Tips with Trish: Calling out Professors

Dear Trish,

I felt pretty good about how the semester started and thought my midterm grades were going to be strong. I have been going to class every day and handing in the work on time. I was a little frustrated that I did not hear back from a professor when I inquired about one class I was struggling in. I got no response after several emails with questions and inquiries about where I stood grade-wise. Is this typical? The professor does have office hours, but unfortunately they were at a time that I have another class. I had a hard time tracking him down in person and admittedly felt weird about approaching him after class. I would rather have the conversation without other students around. I have never gotten lower than a B, but got my first C- in his class. Although I knew this class was a challenge for me, I really had no idea that it was this bad. I was pretty bummed and the conversation with my parents did not go well.

I’m not going to lie, I know it’s my responsibility to do well, but feel a little let down by my professor. Don’t you think the professor should have some responsibility in responding to my attempts at asking for help?
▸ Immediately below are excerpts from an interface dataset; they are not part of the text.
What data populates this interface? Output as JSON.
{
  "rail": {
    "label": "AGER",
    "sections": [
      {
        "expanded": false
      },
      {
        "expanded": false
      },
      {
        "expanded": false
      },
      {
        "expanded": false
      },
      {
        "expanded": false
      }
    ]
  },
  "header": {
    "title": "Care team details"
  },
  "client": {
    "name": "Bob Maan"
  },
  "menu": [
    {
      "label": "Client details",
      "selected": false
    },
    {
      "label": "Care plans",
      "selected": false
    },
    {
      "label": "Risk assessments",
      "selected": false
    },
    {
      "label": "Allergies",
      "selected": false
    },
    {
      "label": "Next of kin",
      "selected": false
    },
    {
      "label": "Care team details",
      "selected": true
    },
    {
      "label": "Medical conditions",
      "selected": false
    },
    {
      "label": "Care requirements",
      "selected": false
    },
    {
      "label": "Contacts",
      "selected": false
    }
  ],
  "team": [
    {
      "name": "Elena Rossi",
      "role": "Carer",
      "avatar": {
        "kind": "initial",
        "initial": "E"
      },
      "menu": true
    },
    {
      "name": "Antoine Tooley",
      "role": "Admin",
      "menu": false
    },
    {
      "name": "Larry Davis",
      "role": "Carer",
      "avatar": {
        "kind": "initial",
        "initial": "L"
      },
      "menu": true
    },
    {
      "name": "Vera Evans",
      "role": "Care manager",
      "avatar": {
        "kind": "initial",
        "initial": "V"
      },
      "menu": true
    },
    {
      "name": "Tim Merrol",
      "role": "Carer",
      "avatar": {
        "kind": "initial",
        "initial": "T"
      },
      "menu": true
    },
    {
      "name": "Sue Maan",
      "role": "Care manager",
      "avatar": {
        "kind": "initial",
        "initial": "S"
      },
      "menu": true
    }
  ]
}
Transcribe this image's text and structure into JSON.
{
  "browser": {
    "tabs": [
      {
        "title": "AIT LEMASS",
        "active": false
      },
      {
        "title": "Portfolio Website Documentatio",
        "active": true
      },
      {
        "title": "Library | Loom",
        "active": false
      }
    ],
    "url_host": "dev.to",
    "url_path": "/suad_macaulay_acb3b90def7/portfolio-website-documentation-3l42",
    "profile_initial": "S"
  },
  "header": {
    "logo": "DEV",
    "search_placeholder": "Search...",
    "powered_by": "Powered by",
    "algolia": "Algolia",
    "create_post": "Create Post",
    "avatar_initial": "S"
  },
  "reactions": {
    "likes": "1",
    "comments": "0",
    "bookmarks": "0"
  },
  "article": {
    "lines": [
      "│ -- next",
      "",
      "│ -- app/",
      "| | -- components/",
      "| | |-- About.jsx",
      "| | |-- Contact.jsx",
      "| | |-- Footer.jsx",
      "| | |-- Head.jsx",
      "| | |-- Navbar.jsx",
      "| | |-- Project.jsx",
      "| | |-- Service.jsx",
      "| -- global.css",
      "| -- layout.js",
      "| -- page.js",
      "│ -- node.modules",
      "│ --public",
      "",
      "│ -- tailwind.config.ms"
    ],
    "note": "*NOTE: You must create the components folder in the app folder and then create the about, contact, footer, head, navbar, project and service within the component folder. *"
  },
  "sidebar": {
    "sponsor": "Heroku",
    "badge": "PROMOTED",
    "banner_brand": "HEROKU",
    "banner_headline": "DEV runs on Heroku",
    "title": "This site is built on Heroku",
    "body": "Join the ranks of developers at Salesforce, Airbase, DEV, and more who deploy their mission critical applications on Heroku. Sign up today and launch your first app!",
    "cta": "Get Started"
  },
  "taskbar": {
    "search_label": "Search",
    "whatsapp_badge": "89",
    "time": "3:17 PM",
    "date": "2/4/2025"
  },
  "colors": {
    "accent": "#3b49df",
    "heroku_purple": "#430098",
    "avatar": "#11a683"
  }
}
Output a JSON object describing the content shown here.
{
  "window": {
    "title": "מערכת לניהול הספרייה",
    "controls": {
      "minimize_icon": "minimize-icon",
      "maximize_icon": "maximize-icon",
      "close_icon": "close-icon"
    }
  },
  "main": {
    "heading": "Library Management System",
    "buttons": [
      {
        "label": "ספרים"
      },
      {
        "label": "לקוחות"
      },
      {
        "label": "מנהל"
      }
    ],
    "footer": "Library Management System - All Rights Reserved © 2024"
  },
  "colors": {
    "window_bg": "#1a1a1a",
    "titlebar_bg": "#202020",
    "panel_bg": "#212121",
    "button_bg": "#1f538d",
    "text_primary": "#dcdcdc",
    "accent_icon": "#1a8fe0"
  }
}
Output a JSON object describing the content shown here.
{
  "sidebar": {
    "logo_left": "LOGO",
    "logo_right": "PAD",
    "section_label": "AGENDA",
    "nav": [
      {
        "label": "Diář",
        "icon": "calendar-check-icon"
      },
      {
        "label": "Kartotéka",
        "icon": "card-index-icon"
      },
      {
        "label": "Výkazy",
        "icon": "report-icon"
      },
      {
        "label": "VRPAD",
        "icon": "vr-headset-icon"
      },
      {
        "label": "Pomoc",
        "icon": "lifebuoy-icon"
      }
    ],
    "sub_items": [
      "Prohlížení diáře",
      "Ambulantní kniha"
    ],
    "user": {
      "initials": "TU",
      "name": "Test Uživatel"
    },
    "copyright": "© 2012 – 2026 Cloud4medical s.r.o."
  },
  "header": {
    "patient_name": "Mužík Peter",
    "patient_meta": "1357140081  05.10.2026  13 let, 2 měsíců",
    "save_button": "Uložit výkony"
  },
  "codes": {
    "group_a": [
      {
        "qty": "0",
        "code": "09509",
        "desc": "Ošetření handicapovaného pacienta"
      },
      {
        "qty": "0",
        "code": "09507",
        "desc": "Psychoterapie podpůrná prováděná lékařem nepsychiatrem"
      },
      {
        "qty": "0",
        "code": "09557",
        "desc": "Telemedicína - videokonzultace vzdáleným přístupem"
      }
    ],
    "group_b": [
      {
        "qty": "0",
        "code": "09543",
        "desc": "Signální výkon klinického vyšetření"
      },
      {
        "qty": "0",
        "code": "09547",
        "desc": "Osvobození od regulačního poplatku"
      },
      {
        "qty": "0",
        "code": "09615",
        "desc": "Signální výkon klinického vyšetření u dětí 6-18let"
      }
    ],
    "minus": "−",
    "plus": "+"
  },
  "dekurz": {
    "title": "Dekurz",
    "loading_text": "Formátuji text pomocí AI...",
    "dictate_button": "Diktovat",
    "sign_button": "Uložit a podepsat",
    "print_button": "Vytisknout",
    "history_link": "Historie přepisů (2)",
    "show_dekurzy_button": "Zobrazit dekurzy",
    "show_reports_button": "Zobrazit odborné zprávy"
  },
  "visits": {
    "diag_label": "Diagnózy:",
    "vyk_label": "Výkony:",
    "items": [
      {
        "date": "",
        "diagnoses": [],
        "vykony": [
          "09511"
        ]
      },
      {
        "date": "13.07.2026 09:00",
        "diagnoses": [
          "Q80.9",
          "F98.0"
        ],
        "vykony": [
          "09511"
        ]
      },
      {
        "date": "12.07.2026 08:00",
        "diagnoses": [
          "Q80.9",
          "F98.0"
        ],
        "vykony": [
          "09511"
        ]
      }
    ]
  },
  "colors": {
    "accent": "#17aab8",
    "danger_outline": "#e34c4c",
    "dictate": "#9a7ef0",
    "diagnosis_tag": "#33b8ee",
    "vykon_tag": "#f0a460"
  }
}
I am really trying to stay on top of things, but not knowing where I stand is creating a lot of anxiety for me, and as it turns out, I should be anxious. I like most of my professors, but a few intimidate me. I thought going to a small school meant having good communication with professors. How should I proceed? I don’t want to get on bad terms with the professor but I want to do well.


Don’t know where I stand

Trish says,

Sounds like you are frustrated, and I understand why. Even though faculty do their best to keep up with multiple classes and busy schedules, many would rather be teaching than grading. Like many of us, some professors may put off what they don’t like. Nevertheless, you are paying for a quality education, and it makes sense that you want to know where you stand. Good for you. I wish all students would be this conscientious. Sounds like you are abiding by deadlines to get the work done and a specific professor is not returning the courtesy. To answer your question about whether or not a professor not responding is typical, I would say most definitely no. This behavior is not typical of the professors at Loras College. Most professors are great about responding to emails and making themselves available to students when in need.

My first suggestion is to address your professor in person. It is appropriate to ask faculty for their timeline in returning assignments. This can be done in class as there are likely many students who would like this information. If you don’t get a clear answer, you need to track the professor down. Office hours are ideal, but since that is difficult for you because of a schedule conflict, try a note on the door. If this doesn’t work, you may have to check in before or after class and suggest an appointment. It may be hard with others present, but you are only suggesting a meeting, not having the conversation there. You need to be assertive.

If this still seems to be ineffective, you can choose to send an email about a specific situation. When doing so, include a polite request like, “I would appreciate your input concerning a paper that I recently submitted,” or “I am concerned about my grade in the class.” Be specific. Describe briefly what your concern is, whether it be a question about when the grades will be posted or possibly the confusion about why you got the grade that you did. Be clear about the actual assignment, since the professor likely has several courses/assignments and may need some time to navigate through the details. Try to have some patience. Twenty-four hours is generally a good rule when emailing. In the email, suggest what you would like to have happen going forward. This doesn’t mean you are going to get what you want, but you can be clear about your desire. Oh yeah, and an ending like, “Thank you for your time and attention. I want to perform well in your class, and hopefully our communication will help me to do so more effectively” might be a good idea, too. Politeness always goes a long way.

In regards to difficult classes, consider other resources on campus such as the Lynch Learning Center, Headwaters, the writing lab, and SI sections. These have typically been very beneficial to help students succeed. Getting a tutor is also an option. If it really has more to do with the faculty not communicating well or returning graded work in a timely manner, then you may want to seek out your advisor or the division chair to see if he/she could prompt a more timely return of graded materials. The professor not responding or being available should not be a reason you are not doing well.

Hope this helps and does not cost me too many friends in the faculty department.

Signed, Trish

Google+ Linkedin

Leave a Reply